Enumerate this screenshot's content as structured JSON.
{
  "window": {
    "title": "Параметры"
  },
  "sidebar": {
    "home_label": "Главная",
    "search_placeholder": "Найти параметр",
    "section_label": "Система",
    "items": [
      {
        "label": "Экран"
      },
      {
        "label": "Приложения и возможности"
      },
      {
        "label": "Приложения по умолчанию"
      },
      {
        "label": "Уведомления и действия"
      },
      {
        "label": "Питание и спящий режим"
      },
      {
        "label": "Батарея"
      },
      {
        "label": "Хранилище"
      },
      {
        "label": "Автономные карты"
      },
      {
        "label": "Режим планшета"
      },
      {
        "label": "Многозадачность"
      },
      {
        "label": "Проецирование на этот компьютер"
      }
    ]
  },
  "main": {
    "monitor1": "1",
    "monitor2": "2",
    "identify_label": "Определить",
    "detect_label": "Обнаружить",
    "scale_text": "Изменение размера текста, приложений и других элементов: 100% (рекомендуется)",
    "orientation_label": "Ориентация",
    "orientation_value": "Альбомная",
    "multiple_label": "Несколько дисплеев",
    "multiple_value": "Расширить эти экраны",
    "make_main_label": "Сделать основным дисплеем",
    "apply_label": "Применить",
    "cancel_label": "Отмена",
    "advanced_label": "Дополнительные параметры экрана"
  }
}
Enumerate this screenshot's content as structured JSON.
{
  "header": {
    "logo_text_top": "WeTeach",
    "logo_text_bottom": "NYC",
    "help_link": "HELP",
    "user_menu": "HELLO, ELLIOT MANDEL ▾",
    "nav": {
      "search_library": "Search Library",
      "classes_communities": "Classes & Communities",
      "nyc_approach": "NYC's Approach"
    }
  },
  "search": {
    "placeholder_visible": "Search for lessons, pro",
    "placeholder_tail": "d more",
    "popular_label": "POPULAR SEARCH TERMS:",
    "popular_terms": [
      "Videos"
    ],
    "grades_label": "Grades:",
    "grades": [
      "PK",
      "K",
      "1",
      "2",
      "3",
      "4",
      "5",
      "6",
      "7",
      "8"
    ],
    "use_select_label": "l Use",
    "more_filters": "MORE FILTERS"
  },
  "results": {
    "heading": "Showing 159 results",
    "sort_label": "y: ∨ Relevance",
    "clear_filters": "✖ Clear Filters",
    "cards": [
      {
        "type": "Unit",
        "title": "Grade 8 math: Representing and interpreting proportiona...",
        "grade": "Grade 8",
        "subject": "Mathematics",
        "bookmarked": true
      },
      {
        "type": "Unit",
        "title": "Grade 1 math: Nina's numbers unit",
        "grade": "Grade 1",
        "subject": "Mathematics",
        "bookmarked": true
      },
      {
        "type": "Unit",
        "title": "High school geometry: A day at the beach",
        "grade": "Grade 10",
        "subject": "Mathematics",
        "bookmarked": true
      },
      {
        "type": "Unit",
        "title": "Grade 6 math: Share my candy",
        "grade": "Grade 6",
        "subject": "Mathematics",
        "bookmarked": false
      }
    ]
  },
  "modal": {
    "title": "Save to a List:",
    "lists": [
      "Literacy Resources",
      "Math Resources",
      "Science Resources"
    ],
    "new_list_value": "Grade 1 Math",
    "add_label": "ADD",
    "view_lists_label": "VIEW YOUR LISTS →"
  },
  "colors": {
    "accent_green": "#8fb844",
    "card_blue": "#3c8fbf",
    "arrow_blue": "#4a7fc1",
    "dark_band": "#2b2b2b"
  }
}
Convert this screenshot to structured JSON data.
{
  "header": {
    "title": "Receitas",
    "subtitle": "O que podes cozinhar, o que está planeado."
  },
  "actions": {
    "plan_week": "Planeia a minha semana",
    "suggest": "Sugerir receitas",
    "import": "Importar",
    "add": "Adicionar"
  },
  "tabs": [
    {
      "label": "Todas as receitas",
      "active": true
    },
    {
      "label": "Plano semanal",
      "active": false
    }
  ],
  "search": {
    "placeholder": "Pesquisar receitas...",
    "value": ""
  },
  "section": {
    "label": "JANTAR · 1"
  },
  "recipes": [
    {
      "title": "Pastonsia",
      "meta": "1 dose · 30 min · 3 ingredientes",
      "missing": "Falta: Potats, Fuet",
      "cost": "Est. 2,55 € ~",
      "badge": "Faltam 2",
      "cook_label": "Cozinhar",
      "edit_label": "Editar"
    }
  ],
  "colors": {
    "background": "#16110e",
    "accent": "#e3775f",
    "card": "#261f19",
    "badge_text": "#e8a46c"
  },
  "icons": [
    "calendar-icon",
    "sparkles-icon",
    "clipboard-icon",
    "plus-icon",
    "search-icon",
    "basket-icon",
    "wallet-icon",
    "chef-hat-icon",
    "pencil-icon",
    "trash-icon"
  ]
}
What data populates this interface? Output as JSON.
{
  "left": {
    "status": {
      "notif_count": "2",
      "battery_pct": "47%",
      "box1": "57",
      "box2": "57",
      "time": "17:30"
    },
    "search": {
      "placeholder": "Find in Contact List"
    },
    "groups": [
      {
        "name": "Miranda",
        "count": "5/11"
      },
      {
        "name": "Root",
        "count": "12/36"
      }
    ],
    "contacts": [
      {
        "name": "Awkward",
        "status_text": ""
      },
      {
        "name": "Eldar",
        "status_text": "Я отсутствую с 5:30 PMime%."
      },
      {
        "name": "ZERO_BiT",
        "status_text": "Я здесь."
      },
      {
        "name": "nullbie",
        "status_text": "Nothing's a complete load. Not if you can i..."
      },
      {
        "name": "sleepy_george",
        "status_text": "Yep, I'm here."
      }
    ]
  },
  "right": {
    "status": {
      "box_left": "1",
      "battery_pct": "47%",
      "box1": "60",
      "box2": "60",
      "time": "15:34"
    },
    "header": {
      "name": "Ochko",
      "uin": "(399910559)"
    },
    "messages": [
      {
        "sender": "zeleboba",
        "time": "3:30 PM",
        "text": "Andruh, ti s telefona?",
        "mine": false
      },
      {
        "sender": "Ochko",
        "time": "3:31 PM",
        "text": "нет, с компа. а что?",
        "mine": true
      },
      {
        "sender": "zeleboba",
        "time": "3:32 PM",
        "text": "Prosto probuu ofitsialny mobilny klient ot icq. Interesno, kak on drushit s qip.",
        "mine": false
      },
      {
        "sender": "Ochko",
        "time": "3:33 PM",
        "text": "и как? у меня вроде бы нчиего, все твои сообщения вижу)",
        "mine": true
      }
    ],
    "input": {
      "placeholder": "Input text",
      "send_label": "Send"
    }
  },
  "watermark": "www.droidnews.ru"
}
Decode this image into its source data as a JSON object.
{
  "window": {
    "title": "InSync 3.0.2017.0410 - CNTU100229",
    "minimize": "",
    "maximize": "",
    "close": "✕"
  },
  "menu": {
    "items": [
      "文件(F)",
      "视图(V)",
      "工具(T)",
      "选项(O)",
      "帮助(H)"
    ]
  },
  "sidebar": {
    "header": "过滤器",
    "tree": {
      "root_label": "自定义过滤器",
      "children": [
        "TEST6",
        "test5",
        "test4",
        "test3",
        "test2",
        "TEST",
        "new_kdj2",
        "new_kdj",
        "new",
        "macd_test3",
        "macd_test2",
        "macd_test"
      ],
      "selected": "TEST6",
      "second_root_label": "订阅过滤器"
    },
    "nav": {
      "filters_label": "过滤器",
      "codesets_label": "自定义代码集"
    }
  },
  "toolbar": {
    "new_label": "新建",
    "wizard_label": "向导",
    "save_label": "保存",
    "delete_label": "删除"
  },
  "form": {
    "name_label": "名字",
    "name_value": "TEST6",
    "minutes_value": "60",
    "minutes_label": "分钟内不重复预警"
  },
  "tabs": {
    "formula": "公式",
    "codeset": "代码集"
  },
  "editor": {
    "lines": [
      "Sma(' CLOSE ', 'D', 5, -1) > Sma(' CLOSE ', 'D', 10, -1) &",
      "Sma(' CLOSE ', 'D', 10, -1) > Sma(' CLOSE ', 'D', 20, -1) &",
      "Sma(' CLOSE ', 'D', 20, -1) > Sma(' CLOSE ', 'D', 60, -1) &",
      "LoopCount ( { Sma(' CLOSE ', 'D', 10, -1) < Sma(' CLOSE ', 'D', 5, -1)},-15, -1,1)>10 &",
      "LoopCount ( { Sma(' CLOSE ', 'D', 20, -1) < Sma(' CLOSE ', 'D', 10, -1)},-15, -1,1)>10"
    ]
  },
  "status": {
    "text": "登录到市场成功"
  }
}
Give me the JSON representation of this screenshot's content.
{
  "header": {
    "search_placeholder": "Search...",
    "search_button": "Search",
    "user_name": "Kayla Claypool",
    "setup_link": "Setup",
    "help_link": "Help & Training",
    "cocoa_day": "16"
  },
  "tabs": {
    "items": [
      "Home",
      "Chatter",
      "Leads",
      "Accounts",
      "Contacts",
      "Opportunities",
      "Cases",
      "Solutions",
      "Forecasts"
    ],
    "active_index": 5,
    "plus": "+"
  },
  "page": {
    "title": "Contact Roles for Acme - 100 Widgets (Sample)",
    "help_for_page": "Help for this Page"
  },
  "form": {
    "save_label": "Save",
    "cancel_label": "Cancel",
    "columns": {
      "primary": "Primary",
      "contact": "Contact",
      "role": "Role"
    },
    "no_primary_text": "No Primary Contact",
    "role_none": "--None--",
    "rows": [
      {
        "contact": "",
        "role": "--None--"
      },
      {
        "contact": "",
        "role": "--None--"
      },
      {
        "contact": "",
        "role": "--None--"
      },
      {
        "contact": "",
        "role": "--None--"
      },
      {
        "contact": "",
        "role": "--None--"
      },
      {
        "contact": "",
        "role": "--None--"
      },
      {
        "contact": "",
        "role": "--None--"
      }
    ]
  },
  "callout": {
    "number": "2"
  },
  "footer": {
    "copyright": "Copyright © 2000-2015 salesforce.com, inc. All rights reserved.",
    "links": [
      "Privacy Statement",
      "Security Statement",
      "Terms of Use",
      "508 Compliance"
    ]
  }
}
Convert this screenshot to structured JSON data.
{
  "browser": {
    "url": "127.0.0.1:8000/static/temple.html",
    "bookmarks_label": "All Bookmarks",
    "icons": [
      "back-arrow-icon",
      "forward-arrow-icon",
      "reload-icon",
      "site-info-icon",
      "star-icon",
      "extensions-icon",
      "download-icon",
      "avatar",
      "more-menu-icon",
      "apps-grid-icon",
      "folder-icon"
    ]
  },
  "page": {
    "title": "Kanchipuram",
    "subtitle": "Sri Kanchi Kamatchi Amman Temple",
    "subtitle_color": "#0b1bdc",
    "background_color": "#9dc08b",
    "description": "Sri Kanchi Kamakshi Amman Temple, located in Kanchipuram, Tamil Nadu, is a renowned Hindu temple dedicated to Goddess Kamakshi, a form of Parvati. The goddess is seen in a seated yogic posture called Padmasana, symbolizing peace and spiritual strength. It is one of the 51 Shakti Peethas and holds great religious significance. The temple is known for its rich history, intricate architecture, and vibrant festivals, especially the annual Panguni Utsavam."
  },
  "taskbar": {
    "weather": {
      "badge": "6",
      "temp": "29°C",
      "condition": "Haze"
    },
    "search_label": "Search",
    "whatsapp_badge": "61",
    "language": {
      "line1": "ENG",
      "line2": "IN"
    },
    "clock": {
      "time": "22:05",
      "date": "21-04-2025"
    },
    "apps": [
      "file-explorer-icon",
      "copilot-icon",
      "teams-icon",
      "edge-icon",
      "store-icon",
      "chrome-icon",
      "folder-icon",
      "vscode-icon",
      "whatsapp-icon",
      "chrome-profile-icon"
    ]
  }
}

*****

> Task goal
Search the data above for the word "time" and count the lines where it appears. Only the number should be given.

> Expected output
7